            As anyone familiar with antireligious polemics knows, a recurring atheist criticism of religious belief is that it is infantile, a childish delusion which ought to have disappeared as humanity reaches its maturity. Throughout his career Richard Dawkins has developed a similar criticism, drawing on a longstanding atheist analogy. In earlier works he emphasized that belief in God is just like believing in the Tooth Fairy or Santa Claus. “These are childish beliefs that are abandoned as soon as we are capable of evidence-based thinking. And so is God. It's obvious, isn't it?” As Dawkins pointed out in his "Thought for the Day" on BBC Radio in 2003, humanity "can leave the cry-baby phase, and finally come of age." This "infantile explanation" belongs to an earlier, superstitious era in the history of humanity. “We've outgrown it.”

Hmmm. Like many of Dawkins's analogies, this has been constructed with a specific agenda in mind; in this case, the ridiculing of religion. Yet the analogy is obviously flawed. How many people do you know who began to believe in Santa Claus in adulthood? Or who found belief in the Tooth Fairy consoling in old age? Those who use this infantile argument have to explain why so many people discover God in later life and certainly do not regard this as representing any kind of regression, perversion or degeneration. A good recent example is provided by Anthony Flew (born 1923), the noted atheist philosopher who started to believe in God in his eighties and wrote the book There is a God.

Yet The God Delusion is surely right to express concern about the indoctrination of children by their parents. “Innocent minds are corrupted by adults cramming their religious beliefs down their children's throats.” Dawkins argues that the biological process of natural selection builds child brains with a tendency to believe whatever their parents or elders tell them. This, he suggests, makes them prone to trust whatever a parent says; like Santa Claus. This is seen as one of the most significant factors involved in sustaining religious belief in the world, when it ought to have been wiped out ages ago. Break the cycle of the transmission of religious ideas, and that will put an end to this nonsense. Dawkins then goes on to suggest that bringing up children with religious tradition is a form of child abuse.

Having read the misrepresentations of religion that are such a depressing feature of The God Delusion, I fear that secularists would merely force their own dogmas down the throats of the same gullible children, who lack, as Dawkins rightly points out, the discriminatory capacities needed to evaluate the ideas.
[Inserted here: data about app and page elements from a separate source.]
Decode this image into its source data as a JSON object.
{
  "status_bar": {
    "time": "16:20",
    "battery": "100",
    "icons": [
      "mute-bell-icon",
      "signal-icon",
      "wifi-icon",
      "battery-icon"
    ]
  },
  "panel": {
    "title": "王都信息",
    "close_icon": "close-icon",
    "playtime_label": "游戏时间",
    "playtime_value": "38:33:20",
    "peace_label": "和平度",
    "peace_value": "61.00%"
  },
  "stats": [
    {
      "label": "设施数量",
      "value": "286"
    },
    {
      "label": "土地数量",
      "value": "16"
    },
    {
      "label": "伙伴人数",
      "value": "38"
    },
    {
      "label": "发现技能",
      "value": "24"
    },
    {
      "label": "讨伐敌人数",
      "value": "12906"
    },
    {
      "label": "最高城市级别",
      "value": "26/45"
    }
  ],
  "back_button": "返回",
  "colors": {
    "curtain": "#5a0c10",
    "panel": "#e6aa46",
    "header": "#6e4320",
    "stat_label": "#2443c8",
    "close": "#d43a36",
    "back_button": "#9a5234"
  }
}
His whole approach sounds uncomfortably like the antireligious programs built into the education of Soviet children during the 1950s, based on mantras such as "Science has disproved religion!" "Religion is superstition!" and the like. Children need to be told, fairly and accurately, what Christianity actually teaches; rather than be subjected to the ridiculous misrepresentations of Christian theology that litter The God Delusion.
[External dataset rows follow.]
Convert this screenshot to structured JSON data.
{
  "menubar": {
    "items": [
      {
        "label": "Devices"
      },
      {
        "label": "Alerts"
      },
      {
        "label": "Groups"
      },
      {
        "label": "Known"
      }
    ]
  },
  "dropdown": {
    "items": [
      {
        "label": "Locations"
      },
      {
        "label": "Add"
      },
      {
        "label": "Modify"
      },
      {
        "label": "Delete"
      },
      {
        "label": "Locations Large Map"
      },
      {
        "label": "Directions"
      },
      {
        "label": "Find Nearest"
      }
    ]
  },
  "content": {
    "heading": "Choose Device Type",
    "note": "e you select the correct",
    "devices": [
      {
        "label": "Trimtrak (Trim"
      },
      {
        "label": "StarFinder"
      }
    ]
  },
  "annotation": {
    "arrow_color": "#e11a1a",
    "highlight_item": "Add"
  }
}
Dawkins quotes with approval the views of his friend Nicholas Humphrey, who suggests that parents should no more be allowed to teach children about the "literal truth of the Bible" than "to knock their children's teeth out." If Humphrey is consistent here, he should be equally outraged about those who peddle misrepresentations of religion as if they were the truth. Might he argue, I wonder, that parents who read The God Delusion aloud to their children were also committing child abuse? Or are you only abusive if you impose religious, but not antireligious, dogmas and delusions?